- Exercise brief -
Lines that include the string "物流管理系统" are the ones to copy from the entries below.

- Given records -
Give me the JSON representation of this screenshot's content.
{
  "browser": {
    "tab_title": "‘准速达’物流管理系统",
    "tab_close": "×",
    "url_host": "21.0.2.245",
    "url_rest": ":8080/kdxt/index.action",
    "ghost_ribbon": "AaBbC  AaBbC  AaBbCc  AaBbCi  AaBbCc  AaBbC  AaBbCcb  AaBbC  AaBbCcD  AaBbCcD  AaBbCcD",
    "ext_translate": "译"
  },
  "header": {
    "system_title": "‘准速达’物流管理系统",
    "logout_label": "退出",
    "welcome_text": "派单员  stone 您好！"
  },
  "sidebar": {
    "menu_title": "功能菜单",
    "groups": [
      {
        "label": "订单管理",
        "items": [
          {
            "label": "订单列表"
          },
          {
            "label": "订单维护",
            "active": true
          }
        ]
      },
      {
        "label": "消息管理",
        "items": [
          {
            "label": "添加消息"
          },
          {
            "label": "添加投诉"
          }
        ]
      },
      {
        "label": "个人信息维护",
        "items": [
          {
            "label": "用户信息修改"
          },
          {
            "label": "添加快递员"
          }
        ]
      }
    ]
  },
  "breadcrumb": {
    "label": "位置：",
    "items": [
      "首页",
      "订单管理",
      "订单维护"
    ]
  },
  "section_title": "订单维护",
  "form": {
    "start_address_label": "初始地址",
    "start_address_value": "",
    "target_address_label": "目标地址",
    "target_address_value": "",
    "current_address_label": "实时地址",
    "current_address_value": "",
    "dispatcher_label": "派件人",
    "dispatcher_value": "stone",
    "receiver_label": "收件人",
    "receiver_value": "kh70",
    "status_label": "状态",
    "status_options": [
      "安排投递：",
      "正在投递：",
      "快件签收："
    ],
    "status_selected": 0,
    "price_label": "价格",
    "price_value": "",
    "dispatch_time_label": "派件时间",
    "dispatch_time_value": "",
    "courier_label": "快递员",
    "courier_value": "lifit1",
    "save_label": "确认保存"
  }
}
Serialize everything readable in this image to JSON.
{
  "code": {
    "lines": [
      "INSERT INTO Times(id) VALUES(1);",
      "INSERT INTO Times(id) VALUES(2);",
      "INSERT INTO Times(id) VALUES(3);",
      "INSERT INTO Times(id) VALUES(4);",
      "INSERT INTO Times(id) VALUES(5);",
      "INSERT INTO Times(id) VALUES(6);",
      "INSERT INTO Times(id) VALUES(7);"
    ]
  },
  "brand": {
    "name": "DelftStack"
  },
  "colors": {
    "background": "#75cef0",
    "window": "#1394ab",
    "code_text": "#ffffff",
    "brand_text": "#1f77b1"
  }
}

- Written response -
    "tab_title": "‘准速达’物流管理系统",
    "system_title": "‘准速达’物流管理系统",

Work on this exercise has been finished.